-- DATASET EXCERPTS follows --
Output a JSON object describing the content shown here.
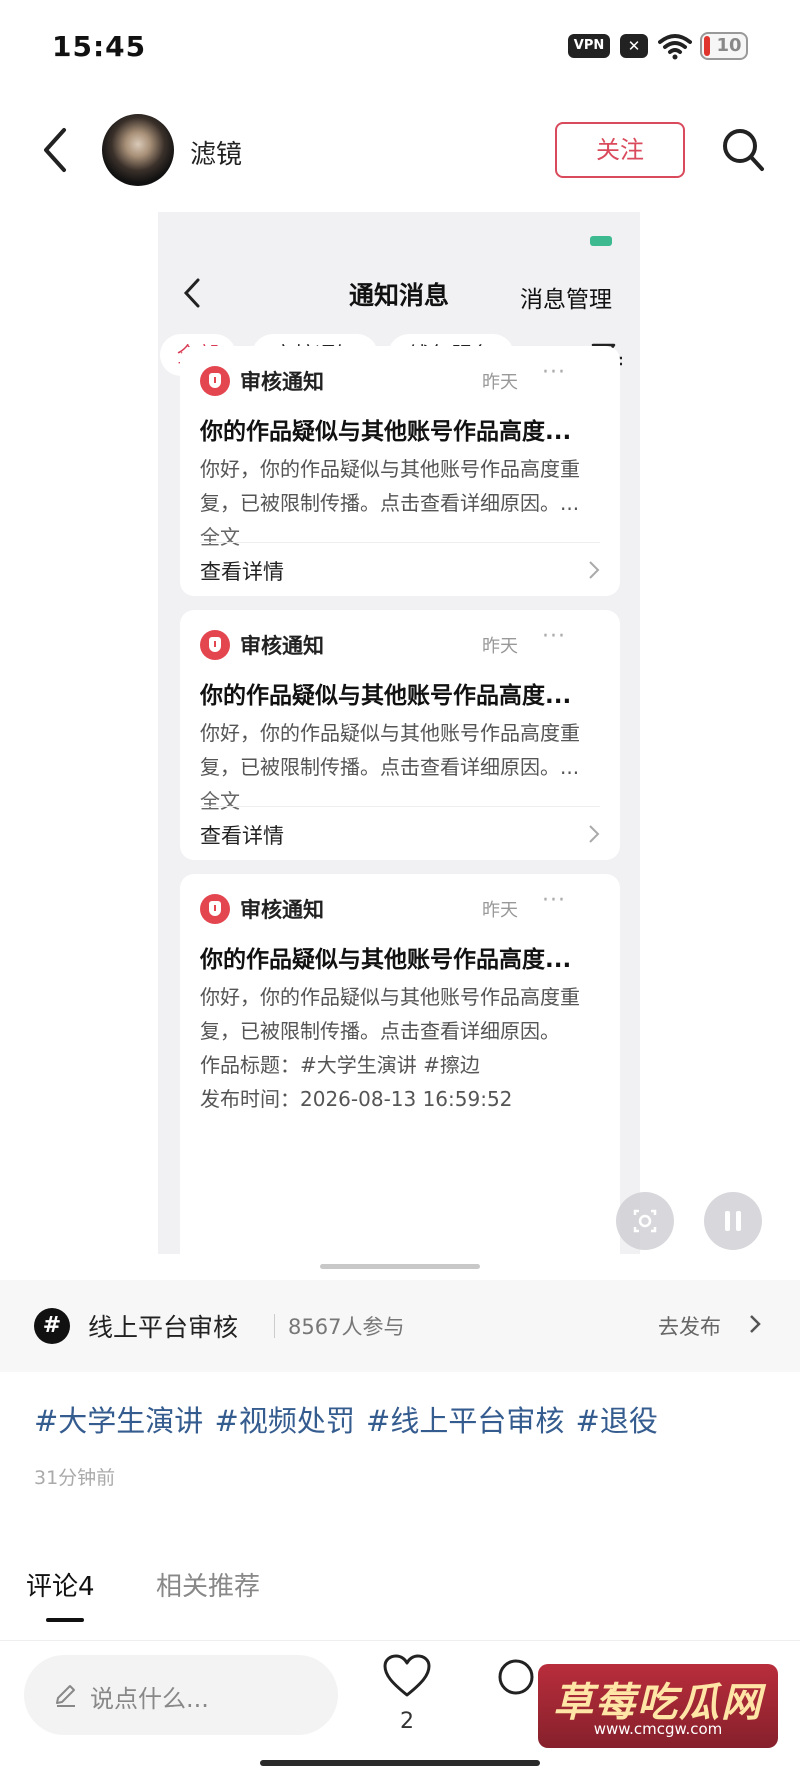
{
  "status_bar": {
    "time": "15:45",
    "vpn_label": "VPN",
    "x_label": "✕",
    "battery": "10"
  },
  "header": {
    "username": "滤镜",
    "follow_label": "关注"
  },
  "screenshot": {
    "title": "通知消息",
    "manage_label": "消息管理",
    "chips": [
      "全部",
      "审核通知",
      "钱包服务"
    ],
    "cards": [
      {
        "type": "审核通知",
        "time": "昨天",
        "more": "···",
        "title": "你的作品疑似与其他账号作品高度...",
        "body": "你好，你的作品疑似与其他账号作品高度重复，已被限制传播。点击查看详细原因。...",
        "fulltext": "全文",
        "detail": "查看详情"
      },
      {
        "type": "审核通知",
        "time": "昨天",
        "more": "···",
        "title": "你的作品疑似与其他账号作品高度...",
        "body": "你好，你的作品疑似与其他账号作品高度重复，已被限制传播。点击查看详细原因。...",
        "fulltext": "全文",
        "detail": "查看详情"
      },
      {
        "type": "审核通知",
        "time": "昨天",
        "more": "···",
        "title": "你的作品疑似与其他账号作品高度...",
        "body": "你好，你的作品疑似与其他账号作品高度重复，已被限制传播。点击查看详细原因。",
        "work_title_line": "作品标题：#大学生演讲 #擦边",
        "publish_time_line": "发布时间：2026-08-13 16:59:52"
      }
    ]
  },
  "topic": {
    "icon": "#",
    "name": "线上平台审核",
    "count": "8567人参与",
    "publish_label": "去发布"
  },
  "post": {
    "hashtags": "#大学生演讲 #视频处罚 #线上平台审核 #退役",
    "time": "31分钟前"
  },
  "tabs": {
    "comments": "评论4",
    "related": "相关推荐"
  },
  "bottom_bar": {
    "comment_placeholder": "说点什么...",
    "like_count": "2"
  },
  "watermark": {
    "text": "草莓吃瓜网",
    "url": "www.cmcgw.com"
  }
}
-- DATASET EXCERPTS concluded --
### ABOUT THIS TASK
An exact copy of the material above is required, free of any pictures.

### ANSWER SECTION
Output a JSON object describing the content shown here.
{
  "status_bar": {
    "time": "15:45",
    "vpn_label": "VPN",
    "x_label": "✕",
    "battery": "10"
  },
  "header": {
    "username": "滤镜",
    "follow_label": "关注"
  },
  "screenshot": {
    "title": "通知消息",
    "manage_label": "消息管理",
    "chips": [
      "全部",
      "审核通知",
      "钱包服务"
    ],
    "cards": [
      {
        "type": "审核通知",
        "time": "昨天",
        "more": "···",
        "title": "你的作品疑似与其他账号作品高度...",
        "body": "你好，你的作品疑似与其他账号作品高度重复，已被限制传播。点击查看详细原因。...",
        "fulltext": "全文",
        "detail": "查看详情"
      },
      {
        "type": "审核通知",
        "time": "昨天",
        "more": "···",
        "title": "你的作品疑似与其他账号作品高度...",
        "body": "你好，你的作品疑似与其他账号作品高度重复，已被限制传播。点击查看详细原因。...",
        "fulltext": "全文",
        "detail": "查看详情"
      },
      {
        "type": "审核通知",
        "time": "昨天",
        "more": "···",
        "title": "你的作品疑似与其他账号作品高度...",
        "body": "你好，你的作品疑似与其他账号作品高度重复，已被限制传播。点击查看详细原因。",
        "work_title_line": "作品标题：#大学生演讲 #擦边",
        "publish_time_line": "发布时间：2026-08-13 16:59:52"
      }
    ]
  },
  "topic": {
    "icon": "#",
    "name": "线上平台审核",
    "count": "8567人参与",
    "publish_label": "去发布"
  },
  "post": {
    "hashtags": "#大学生演讲 #视频处罚 #线上平台审核 #退役",
    "time": "31分钟前"
  },
  "tabs": {
    "comments": "评论4",
    "related": "相关推荐"
  },
  "bottom_bar": {
    "comment_placeholder": "说点什么...",
    "like_count": "2"
  },
  "watermark": {
    "text": "草莓吃瓜网",
    "url": "www.cmcgw.com"
  }
}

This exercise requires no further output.